▸ **MATERIAL SUPPLIED**
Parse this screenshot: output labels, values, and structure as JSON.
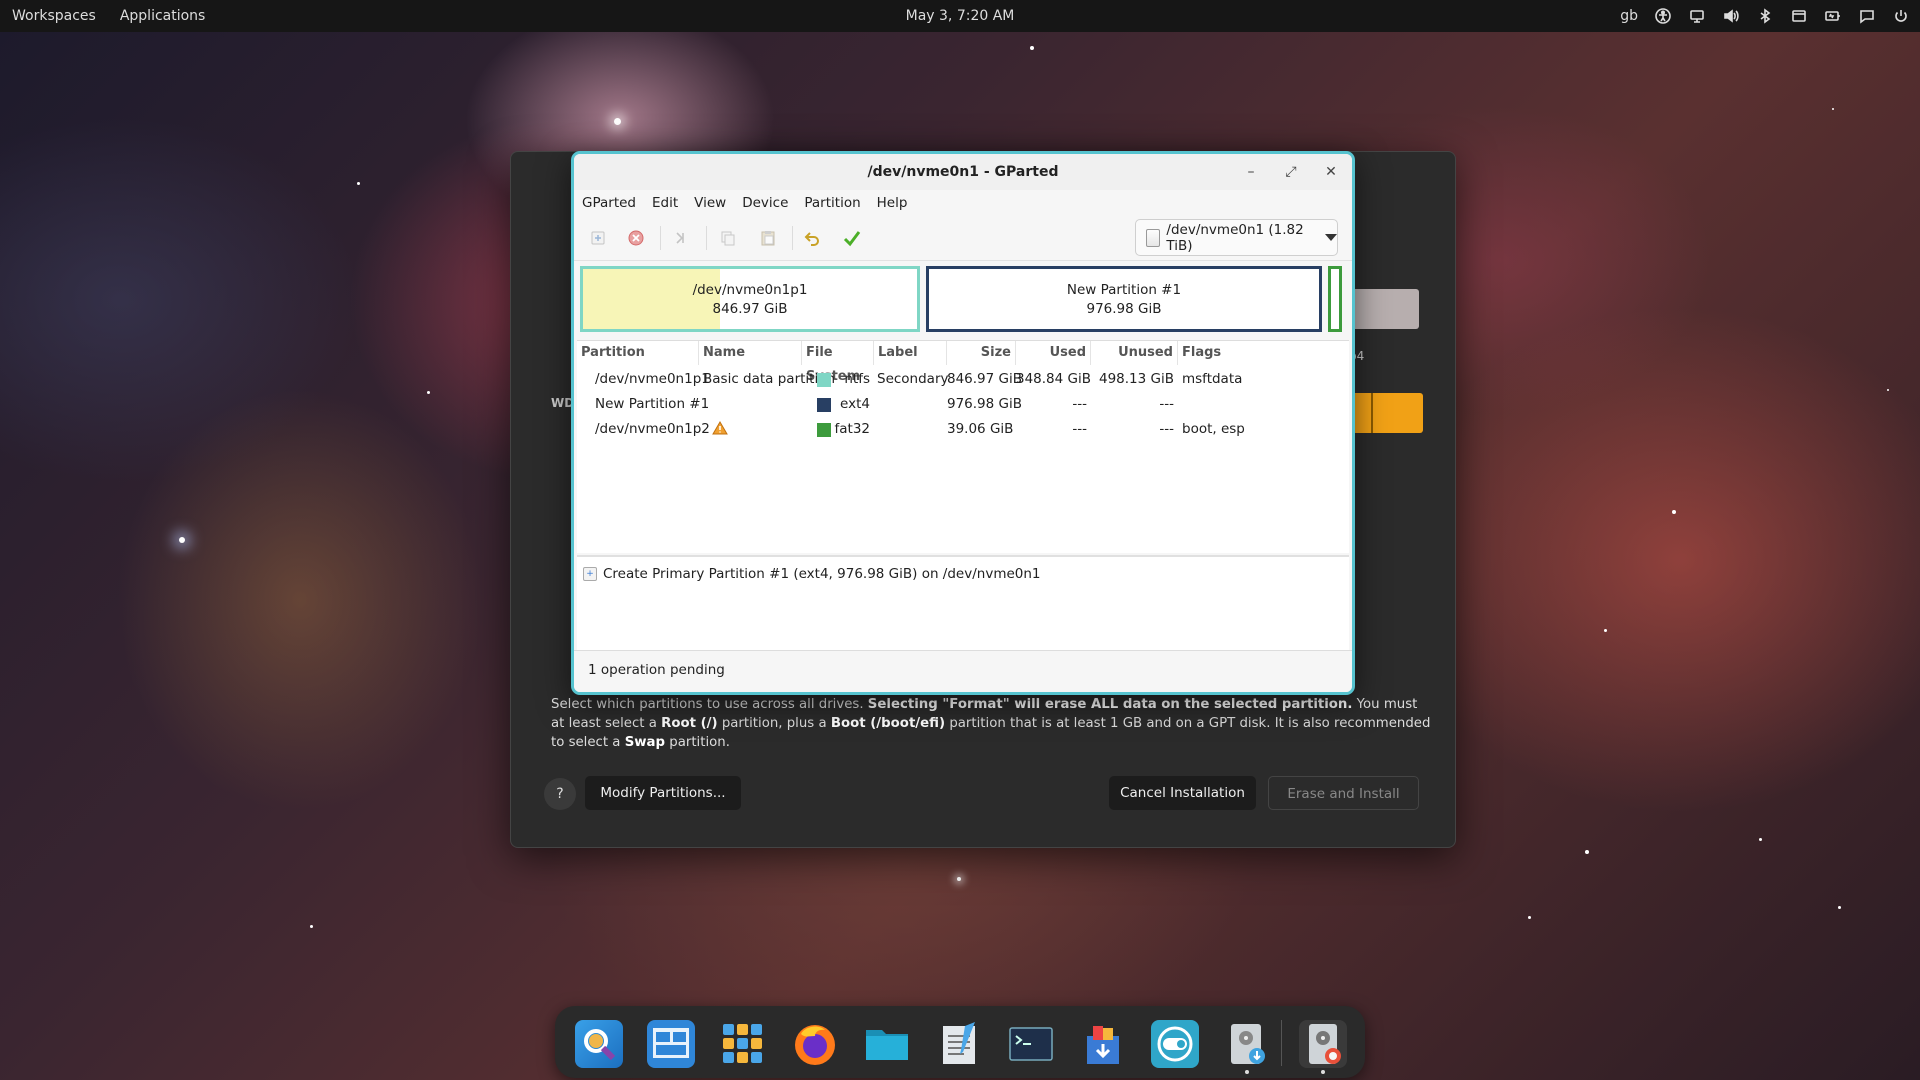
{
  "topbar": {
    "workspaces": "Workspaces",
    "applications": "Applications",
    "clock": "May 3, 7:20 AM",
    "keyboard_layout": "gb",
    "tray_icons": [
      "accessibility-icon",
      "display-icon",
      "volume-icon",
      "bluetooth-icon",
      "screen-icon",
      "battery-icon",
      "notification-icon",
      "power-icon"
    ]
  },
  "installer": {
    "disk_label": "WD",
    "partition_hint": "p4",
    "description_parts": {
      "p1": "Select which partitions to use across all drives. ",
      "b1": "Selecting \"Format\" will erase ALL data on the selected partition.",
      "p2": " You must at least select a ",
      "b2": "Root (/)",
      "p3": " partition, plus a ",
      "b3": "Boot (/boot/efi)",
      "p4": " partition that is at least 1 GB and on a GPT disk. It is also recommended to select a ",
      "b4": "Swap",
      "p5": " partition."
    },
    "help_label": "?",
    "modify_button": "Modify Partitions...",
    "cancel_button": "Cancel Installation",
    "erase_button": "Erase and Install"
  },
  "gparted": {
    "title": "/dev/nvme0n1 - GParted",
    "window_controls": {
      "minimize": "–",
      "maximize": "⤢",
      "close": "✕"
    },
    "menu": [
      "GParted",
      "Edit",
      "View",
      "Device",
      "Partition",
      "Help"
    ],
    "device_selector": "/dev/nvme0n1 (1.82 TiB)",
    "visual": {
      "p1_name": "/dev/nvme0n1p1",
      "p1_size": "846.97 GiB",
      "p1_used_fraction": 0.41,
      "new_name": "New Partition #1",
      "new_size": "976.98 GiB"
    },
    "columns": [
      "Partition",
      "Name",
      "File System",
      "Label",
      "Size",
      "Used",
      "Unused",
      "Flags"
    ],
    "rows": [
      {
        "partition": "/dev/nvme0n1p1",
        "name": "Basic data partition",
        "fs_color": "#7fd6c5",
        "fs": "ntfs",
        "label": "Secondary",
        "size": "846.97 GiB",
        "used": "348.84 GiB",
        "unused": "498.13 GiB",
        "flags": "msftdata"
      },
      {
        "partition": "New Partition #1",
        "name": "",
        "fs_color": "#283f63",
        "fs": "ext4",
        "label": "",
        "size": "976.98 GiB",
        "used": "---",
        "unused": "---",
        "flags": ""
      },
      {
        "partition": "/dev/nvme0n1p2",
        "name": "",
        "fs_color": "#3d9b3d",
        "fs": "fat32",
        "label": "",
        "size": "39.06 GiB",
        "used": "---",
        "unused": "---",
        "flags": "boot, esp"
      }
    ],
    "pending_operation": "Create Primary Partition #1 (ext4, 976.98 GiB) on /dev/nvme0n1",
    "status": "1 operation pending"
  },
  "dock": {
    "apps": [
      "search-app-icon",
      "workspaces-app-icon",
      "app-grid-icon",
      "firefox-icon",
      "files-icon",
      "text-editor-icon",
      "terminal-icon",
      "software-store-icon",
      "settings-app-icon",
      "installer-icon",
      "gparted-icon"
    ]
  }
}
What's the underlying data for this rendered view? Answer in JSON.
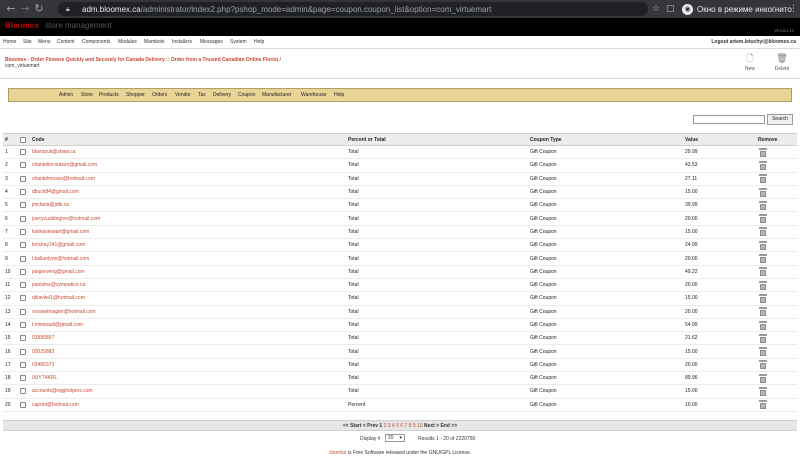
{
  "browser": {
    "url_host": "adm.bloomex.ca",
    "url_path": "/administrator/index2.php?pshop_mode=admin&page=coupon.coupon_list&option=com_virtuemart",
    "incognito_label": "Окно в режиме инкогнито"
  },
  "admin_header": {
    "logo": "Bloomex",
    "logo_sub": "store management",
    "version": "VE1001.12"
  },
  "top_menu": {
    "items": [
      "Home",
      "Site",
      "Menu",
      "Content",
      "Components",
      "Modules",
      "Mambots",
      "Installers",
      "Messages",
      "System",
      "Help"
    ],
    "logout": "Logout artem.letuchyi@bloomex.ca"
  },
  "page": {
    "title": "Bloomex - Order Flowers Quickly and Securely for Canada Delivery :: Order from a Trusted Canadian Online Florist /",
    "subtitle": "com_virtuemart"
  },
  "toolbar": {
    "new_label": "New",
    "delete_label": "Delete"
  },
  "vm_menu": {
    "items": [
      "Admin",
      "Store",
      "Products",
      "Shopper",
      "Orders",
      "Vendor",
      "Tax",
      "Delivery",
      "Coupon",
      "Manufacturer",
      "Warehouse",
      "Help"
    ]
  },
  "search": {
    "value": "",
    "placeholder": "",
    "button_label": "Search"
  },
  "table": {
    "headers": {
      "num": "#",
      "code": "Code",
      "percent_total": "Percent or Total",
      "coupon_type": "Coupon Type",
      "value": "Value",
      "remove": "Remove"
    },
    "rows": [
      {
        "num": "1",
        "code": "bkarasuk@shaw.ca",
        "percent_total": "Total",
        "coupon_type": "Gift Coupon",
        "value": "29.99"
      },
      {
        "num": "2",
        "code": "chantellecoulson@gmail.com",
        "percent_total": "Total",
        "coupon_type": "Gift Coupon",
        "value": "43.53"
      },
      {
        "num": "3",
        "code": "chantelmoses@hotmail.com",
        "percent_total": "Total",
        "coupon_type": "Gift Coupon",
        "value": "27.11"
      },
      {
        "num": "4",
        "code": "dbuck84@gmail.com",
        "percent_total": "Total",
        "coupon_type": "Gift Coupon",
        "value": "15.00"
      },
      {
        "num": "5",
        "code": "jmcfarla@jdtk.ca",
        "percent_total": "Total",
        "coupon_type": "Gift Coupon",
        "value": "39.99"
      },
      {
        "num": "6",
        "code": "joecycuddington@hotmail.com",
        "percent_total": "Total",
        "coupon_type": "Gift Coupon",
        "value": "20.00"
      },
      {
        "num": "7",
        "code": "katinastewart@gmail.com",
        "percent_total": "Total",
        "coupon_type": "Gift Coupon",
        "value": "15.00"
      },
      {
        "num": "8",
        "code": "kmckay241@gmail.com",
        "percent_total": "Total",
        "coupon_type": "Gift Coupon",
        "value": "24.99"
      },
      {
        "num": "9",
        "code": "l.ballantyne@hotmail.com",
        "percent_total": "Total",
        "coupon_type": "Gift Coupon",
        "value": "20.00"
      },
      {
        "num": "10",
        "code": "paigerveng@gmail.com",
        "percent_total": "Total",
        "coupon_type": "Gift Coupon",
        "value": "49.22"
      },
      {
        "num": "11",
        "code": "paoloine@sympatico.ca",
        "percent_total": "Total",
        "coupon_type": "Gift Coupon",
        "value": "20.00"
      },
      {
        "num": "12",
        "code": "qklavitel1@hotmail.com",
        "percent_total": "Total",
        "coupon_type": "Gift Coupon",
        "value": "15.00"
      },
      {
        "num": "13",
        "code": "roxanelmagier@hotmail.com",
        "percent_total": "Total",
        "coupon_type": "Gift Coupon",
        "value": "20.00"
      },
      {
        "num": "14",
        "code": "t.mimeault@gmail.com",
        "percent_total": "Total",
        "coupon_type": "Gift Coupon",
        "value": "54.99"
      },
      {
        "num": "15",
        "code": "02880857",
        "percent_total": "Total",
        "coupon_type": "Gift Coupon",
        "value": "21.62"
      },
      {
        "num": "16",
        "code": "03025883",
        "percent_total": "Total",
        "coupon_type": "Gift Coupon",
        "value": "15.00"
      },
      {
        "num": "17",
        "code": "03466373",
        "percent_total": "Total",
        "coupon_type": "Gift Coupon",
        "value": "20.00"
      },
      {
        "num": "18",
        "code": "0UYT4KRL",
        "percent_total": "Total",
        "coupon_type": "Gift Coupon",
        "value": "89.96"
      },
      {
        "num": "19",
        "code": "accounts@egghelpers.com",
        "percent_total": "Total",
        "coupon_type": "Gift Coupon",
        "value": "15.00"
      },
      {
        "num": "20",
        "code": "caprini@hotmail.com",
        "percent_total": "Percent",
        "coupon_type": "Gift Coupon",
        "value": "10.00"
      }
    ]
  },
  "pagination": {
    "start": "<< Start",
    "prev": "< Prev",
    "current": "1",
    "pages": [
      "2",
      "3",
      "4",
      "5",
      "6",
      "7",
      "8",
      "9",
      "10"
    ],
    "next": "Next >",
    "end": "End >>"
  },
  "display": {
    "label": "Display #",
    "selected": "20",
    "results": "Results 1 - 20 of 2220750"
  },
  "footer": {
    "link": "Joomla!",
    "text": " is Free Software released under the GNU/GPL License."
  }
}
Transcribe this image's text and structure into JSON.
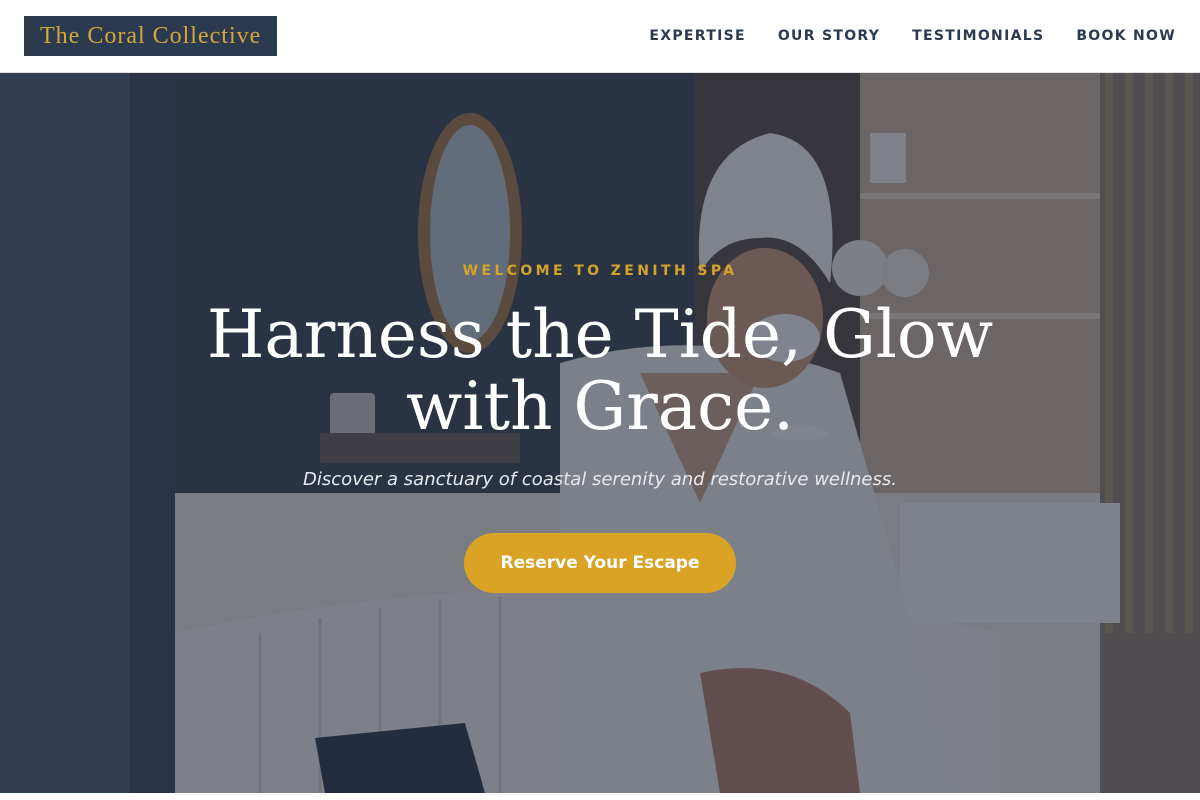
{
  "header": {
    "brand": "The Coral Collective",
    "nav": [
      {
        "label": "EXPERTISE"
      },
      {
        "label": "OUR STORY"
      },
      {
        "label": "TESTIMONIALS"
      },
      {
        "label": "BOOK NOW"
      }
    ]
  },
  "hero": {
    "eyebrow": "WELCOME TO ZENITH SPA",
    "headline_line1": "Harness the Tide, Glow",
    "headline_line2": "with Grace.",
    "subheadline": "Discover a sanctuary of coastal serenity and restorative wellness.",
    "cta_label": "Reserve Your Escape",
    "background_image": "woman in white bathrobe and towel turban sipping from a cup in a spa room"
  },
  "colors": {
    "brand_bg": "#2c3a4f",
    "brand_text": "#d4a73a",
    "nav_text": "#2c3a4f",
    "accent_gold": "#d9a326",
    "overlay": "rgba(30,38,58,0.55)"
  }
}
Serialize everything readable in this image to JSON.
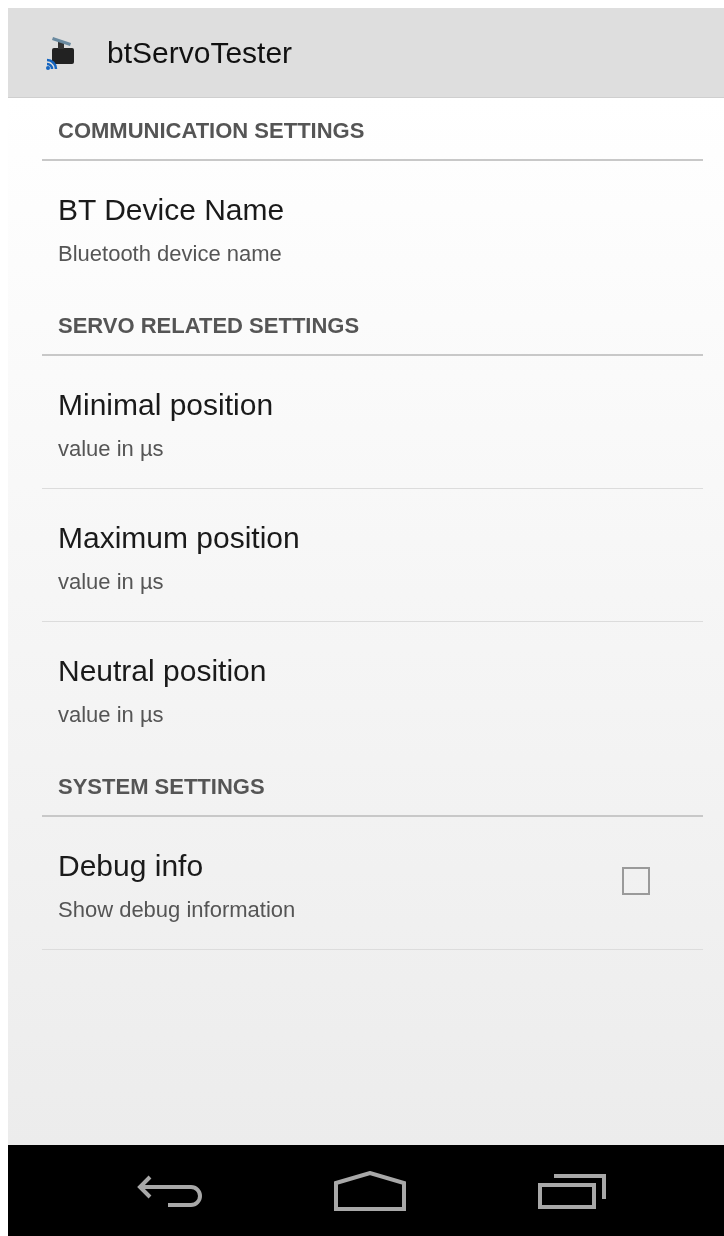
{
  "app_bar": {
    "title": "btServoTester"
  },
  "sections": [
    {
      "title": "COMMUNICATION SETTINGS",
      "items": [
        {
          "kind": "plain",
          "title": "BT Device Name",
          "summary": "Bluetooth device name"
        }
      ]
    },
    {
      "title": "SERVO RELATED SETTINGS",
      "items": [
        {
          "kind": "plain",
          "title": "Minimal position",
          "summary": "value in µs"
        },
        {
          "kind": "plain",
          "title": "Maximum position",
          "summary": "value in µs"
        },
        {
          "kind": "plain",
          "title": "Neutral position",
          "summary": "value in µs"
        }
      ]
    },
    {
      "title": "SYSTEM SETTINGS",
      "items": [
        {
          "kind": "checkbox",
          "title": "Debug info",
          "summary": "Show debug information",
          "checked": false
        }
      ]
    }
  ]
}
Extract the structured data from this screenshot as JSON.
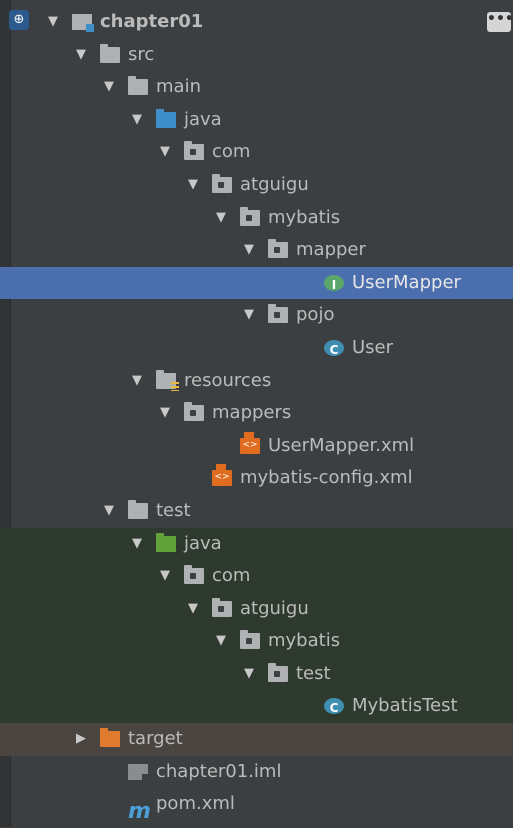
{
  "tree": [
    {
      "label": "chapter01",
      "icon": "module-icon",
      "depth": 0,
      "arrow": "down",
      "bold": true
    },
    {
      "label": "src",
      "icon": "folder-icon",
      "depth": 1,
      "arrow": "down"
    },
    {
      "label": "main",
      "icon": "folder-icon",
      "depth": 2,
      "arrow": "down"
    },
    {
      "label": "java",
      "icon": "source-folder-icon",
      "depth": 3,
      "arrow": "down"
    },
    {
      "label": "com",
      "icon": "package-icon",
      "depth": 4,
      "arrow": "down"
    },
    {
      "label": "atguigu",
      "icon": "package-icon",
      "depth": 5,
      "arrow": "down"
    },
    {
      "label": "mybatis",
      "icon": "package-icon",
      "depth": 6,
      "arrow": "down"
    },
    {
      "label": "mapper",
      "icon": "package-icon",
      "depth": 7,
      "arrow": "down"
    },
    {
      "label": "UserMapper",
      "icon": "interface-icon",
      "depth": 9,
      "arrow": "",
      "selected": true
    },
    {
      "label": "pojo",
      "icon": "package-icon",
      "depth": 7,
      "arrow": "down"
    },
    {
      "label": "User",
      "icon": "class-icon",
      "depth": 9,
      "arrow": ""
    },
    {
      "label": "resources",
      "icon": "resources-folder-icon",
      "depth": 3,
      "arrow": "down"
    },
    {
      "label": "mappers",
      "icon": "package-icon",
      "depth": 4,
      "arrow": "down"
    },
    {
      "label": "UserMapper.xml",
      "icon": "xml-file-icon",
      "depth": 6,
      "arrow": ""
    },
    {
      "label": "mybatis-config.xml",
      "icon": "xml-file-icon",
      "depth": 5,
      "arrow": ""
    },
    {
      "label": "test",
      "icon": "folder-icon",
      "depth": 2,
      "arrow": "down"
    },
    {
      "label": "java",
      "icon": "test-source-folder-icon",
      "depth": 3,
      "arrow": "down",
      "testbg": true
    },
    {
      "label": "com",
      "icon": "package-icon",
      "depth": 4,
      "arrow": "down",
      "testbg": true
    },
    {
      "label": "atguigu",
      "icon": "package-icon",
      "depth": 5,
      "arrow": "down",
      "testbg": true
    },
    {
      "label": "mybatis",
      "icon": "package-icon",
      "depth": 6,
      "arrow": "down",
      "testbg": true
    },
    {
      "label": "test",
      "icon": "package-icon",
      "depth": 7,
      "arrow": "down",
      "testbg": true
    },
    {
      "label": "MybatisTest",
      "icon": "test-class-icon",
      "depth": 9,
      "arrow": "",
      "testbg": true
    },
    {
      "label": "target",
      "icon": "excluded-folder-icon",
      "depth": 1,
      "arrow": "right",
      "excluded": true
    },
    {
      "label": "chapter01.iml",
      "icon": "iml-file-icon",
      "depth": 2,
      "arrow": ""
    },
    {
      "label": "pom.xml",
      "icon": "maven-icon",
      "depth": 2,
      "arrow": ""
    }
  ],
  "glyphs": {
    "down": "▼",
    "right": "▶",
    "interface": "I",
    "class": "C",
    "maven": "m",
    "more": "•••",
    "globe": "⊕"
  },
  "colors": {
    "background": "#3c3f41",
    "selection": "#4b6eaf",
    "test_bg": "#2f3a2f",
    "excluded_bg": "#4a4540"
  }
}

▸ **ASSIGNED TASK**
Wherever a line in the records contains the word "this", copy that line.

▸ **TASK RESULT**
Parse this screenshot: output labels, values, and structure as JSON.
What's the underlying data for this rendered view? Answer in JSON.
Transcribe this image's text and structure into JSON.
Serialize everything readable in this image to JSON.
Extract the structured data from this screenshot as JSON.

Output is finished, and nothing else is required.